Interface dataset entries
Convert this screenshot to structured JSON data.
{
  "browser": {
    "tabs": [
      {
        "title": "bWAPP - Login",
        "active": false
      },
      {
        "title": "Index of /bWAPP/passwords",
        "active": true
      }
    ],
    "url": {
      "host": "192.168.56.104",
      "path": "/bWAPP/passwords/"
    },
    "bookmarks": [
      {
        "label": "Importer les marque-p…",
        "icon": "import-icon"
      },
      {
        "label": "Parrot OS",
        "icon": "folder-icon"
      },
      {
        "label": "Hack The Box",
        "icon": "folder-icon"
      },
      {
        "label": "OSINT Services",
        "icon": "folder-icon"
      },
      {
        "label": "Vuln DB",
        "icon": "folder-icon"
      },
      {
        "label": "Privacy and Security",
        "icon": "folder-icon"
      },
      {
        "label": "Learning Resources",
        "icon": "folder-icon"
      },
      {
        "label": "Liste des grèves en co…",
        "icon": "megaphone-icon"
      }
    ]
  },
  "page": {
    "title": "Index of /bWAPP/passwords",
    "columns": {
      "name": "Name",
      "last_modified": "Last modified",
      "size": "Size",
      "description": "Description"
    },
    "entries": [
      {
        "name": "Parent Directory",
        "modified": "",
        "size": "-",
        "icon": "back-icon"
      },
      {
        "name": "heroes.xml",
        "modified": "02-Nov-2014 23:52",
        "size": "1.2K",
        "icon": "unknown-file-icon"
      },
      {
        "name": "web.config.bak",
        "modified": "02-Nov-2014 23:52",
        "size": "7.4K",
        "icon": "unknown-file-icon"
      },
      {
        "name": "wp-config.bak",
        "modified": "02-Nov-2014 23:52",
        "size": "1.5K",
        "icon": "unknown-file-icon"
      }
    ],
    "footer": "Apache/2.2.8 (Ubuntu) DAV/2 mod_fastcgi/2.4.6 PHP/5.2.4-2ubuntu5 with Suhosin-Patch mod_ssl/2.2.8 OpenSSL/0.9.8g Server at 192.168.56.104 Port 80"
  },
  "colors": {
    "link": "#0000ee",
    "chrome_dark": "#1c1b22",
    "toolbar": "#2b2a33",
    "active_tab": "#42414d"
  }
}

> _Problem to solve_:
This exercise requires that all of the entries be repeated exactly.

> _Answer for the task_:
Convert this screenshot to structured JSON data.
{
  "browser": {
    "tabs": [
      {
        "title": "bWAPP - Login",
        "active": false
      },
      {
        "title": "Index of /bWAPP/passwords",
        "active": true
      }
    ],
    "url": {
      "host": "192.168.56.104",
      "path": "/bWAPP/passwords/"
    },
    "bookmarks": [
      {
        "label": "Importer les marque-p…",
        "icon": "import-icon"
      },
      {
        "label": "Parrot OS",
        "icon": "folder-icon"
      },
      {
        "label": "Hack The Box",
        "icon": "folder-icon"
      },
      {
        "label": "OSINT Services",
        "icon": "folder-icon"
      },
      {
        "label": "Vuln DB",
        "icon": "folder-icon"
      },
      {
        "label": "Privacy and Security",
        "icon": "folder-icon"
      },
      {
        "label": "Learning Resources",
        "icon": "folder-icon"
      },
      {
        "label": "Liste des grèves en co…",
        "icon": "megaphone-icon"
      }
    ]
  },
  "page": {
    "title": "Index of /bWAPP/passwords",
    "columns": {
      "name": "Name",
      "last_modified": "Last modified",
      "size": "Size",
      "description": "Description"
    },
    "entries": [
      {
        "name": "Parent Directory",
        "modified": "",
        "size": "-",
        "icon": "back-icon"
      },
      {
        "name": "heroes.xml",
        "modified": "02-Nov-2014 23:52",
        "size": "1.2K",
        "icon": "unknown-file-icon"
      },
      {
        "name": "web.config.bak",
        "modified": "02-Nov-2014 23:52",
        "size": "7.4K",
        "icon": "unknown-file-icon"
      },
      {
        "name": "wp-config.bak",
        "modified": "02-Nov-2014 23:52",
        "size": "1.5K",
        "icon": "unknown-file-icon"
      }
    ],
    "footer": "Apache/2.2.8 (Ubuntu) DAV/2 mod_fastcgi/2.4.6 PHP/5.2.4-2ubuntu5 with Suhosin-Patch mod_ssl/2.2.8 OpenSSL/0.9.8g Server at 192.168.56.104 Port 80"
  },
  "colors": {
    "link": "#0000ee",
    "chrome_dark": "#1c1b22",
    "toolbar": "#2b2a33",
    "active_tab": "#42414d"
  }
}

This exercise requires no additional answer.